Alan Meltzer’s name has become synonymous with philanthropy, both here in the Washington area and beyond.
Meltzer, who founded The Meltzer Group in 1982 as a lone insurance agent, is ubiquitous on the leadership rolls and annual reports of the Washington Jewish community — board member of The Jewish Federation of Greater Washington, trustee emeritus of the Jewish Community Foundation, member of the Bender Jewish Community Center of Greater Washington Council of Advisors — they point to his high-end donor role over decades, along with his wife, Amy, and their Meltzer Family Foundation.
“I’m a salesman,” he says. Determined, outspoken, full of colorful stories, Meltzer’s success in business has enabled him to give back to the Jewish community and improve the lives of young people.
Asked by podcaster Fred Diamond what got him so far, Meltzer said, “One, I’m crazy, shrinks would have a great time with me. I’m driven, I’m scared about being poor. If I had a billion dollars I would think I’m poor.”
When teenage Alan Meltzer entered American University, he did it on a wrestling scholarship and plenty of odd jobs.
“If I didn’t have a wrestling scholarship to college, I never would have gone to school, I never would have met my wife,” Meltzer said. “I see how important education is.”
At the time, though, he quit school before he graduated to go into business. Insurance came later. First was a D.C. bar and restaurant called Mr. Henry’s. He started there as a dishwasher and eventually, with some money he saved, bought the place with some friends.
For Meltzer, at least, Mr. Henry’s was where his future came together.

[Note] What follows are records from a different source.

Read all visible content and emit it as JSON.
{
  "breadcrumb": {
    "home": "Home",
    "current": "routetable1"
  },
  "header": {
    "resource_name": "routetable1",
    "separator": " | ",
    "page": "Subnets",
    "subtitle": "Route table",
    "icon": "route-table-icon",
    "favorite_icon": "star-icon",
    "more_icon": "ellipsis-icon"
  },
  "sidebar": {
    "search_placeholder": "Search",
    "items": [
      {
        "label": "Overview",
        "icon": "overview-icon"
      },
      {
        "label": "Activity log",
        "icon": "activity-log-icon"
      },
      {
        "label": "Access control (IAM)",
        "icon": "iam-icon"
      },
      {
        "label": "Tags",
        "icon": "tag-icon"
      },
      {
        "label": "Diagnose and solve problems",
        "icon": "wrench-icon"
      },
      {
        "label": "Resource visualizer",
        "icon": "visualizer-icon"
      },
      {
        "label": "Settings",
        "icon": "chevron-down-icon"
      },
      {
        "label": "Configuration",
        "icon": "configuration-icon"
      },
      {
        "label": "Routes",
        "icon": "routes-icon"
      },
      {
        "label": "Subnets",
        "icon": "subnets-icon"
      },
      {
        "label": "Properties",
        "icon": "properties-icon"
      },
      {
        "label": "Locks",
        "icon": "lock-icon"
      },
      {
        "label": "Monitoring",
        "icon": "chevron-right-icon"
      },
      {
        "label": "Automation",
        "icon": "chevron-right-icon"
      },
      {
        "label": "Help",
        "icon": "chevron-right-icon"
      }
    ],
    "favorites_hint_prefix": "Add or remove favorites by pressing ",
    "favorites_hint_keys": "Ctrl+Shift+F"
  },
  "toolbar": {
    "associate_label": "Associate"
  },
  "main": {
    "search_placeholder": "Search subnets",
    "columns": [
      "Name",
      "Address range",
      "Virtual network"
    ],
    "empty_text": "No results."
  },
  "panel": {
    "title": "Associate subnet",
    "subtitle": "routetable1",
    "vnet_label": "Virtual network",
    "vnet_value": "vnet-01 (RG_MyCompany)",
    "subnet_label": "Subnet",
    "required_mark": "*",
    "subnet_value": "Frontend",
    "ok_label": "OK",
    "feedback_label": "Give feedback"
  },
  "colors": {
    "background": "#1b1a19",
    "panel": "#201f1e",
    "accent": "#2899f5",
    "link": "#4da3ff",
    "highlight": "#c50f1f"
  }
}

“In ’73, six young ladies came into the restaurant and one of them I thought was absolutely stunning, so I waited on the table,” he told Diamond. “They all worked for Massachusetts Mutual Life Insurance Company.”
The one he had his eye on was Amy. They dated for five years and were married in 1978. They now have four children and six grandchildren. But back in ’78, Meltzer started studying about the insurance business and sold his restaurant business.
Over the years, the Meltzer Group grew to include more than 200 team members. He sold the company in 2016 to NFP where he remains an insurance salesman and leadership figure.
He takes a keen interest in his alma mater. He made a large commitment to support American University’s Center for Athletic Performance and its Center for Israel Studies.
Another cause close to Meltzer’s heart is the research and care for people with diabetes. His youngest son has type 1 diabetes. “We’ve literally given a ton of money personally to type 1 to help cure it, to find a better way of living,” he told Diamond.
He and Amy belong to two B’nai Israel Congregations — one in Rockville, the other in Boca Raton, Fla., where they live. They travel frequently back to Washington and remain heavily involved locally.
Meltzer’s eldest daughter, Jennifer Meltzer, has followed in her father’s footsteps into the restaurant business. She owns and operates the restaurant, All Set, in Silver Spring.
Meltzer says he stays involved with his family and enjoys spending the holidays with them.
“On Chanukah, we all got together, lit the candles,” he said. “My granddaughter is big into horses, and my other granddaughter, it’s gymnastics. My grandson started wrestling,” Meltzer said.
When Meltzer quit college to buy the bar in 1972, he wasn’t sure if or when he would resume his college education. But 50 years later, in 2022, he went back to American University, which he is on the board of, and finished his degree.
“I’m glad I did it, I’m proud of it,” he says. “I think my children were proud of it, my wife was proud of it. It wasn’t easy, but I got it done.” ■